> _TASK TO COMPLETE_:
Every line of the entries below that mentions "value" is to be copied out.

--- TASK MATERIAL Enclosed Below ---

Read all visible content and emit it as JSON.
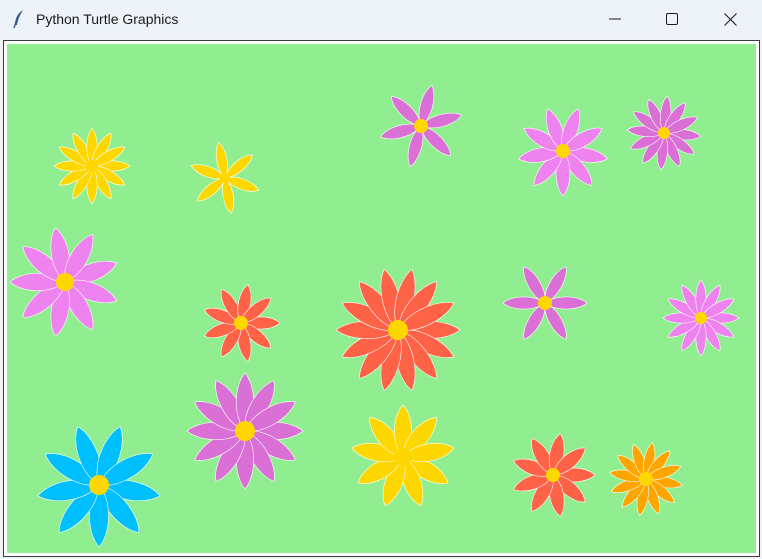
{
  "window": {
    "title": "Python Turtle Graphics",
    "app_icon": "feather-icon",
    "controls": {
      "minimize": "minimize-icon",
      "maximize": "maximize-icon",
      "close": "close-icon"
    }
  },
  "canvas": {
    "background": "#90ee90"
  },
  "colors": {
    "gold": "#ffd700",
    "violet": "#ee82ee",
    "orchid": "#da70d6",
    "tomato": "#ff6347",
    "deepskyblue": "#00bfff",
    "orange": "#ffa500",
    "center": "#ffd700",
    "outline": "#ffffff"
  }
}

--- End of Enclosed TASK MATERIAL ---
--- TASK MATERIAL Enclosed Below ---

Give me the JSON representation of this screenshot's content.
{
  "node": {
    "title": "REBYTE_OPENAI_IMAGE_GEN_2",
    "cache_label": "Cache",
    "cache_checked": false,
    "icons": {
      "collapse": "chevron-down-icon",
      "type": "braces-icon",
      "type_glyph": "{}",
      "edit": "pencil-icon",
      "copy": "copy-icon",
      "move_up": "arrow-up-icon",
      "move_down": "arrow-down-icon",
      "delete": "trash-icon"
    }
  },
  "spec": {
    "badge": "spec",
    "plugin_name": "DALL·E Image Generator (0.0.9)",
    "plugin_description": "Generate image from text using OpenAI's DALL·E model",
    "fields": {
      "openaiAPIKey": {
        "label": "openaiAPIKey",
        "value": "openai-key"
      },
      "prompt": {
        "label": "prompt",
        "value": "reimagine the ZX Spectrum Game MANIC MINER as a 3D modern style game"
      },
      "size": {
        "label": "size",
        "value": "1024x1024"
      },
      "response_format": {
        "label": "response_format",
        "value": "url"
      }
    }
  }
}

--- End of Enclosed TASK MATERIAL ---

> _SOLVED EXERCISE_:
        "value": "openai-key"
        "value": "reimagine the ZX Spectrum Game MANIC MINER as a 3D modern style game"
        "value": "1024x1024"
        "value": "url"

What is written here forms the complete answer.